- **Try it**
How many lines below contain the word "取新时代中国特色社会主义伟大胜利"? Give only the number.

- **Input**

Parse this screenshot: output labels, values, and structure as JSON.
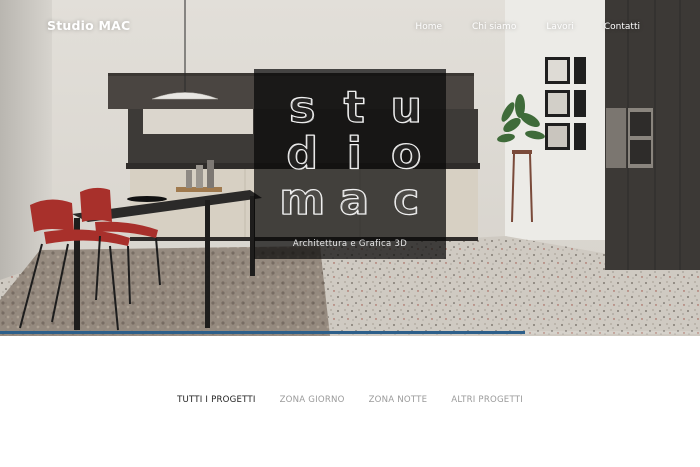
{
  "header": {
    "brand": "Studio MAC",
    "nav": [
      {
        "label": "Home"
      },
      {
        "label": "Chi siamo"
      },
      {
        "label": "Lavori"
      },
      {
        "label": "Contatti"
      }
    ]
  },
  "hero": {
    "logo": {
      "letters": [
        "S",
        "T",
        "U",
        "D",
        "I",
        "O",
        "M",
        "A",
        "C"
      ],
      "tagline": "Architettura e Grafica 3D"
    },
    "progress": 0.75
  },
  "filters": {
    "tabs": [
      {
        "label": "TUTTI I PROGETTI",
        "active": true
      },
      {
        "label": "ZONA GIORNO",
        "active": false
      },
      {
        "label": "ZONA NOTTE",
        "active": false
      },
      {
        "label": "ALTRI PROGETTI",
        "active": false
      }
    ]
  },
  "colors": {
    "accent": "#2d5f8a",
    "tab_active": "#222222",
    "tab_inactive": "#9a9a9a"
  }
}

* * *

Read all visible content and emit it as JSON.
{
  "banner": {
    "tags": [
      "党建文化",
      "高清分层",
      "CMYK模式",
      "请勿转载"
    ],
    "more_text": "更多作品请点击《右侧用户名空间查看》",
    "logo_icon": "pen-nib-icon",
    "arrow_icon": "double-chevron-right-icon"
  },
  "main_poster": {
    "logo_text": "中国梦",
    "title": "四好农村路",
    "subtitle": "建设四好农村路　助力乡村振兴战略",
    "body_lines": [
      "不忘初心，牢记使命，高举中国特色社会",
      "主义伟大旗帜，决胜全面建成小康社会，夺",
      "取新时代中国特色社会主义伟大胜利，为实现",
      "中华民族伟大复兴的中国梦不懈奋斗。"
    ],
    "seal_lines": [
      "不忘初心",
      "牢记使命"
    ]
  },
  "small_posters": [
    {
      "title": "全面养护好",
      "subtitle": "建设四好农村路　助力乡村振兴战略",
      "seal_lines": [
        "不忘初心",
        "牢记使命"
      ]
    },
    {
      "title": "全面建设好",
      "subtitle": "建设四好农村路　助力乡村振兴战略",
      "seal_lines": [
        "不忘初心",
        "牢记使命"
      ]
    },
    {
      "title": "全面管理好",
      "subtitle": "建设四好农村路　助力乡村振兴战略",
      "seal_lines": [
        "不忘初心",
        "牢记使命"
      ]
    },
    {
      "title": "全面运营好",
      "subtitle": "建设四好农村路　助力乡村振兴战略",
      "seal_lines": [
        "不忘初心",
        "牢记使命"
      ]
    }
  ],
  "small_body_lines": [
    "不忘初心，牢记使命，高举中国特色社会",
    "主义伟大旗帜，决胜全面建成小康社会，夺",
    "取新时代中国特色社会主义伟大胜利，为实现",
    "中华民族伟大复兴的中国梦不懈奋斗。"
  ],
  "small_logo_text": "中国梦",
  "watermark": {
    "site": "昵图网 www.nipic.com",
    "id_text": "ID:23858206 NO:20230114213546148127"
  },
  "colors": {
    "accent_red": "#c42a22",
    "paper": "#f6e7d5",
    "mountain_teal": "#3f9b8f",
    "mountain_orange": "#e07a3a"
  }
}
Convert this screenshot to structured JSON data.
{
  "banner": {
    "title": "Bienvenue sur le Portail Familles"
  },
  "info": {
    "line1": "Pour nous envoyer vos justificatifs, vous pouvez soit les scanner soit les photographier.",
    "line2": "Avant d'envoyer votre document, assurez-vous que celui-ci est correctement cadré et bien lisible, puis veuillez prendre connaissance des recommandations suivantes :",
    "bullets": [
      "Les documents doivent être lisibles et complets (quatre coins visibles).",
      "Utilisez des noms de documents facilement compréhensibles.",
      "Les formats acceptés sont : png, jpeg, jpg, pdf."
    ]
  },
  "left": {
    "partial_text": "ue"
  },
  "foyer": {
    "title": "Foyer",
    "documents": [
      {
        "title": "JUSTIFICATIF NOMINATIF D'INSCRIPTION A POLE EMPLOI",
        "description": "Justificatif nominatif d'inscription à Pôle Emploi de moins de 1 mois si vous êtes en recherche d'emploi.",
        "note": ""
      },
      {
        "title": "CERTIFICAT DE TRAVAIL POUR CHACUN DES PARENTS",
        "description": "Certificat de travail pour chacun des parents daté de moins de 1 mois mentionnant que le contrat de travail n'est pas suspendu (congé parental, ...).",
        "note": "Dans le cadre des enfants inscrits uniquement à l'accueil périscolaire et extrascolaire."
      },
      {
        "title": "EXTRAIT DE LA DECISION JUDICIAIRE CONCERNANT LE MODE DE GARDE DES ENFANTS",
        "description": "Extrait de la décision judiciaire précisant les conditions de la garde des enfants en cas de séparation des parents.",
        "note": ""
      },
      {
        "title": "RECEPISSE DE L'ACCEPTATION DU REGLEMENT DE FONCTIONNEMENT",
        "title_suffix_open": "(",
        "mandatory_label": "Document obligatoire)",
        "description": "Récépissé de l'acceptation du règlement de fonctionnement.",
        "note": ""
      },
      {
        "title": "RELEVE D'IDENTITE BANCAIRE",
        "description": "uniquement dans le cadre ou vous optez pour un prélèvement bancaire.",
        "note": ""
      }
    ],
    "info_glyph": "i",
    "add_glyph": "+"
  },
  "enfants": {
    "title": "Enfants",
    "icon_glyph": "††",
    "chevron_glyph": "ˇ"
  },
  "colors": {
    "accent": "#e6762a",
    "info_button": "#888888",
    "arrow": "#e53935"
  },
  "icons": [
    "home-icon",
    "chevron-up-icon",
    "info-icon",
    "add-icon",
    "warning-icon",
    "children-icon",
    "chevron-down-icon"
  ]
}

- **The completed task**
2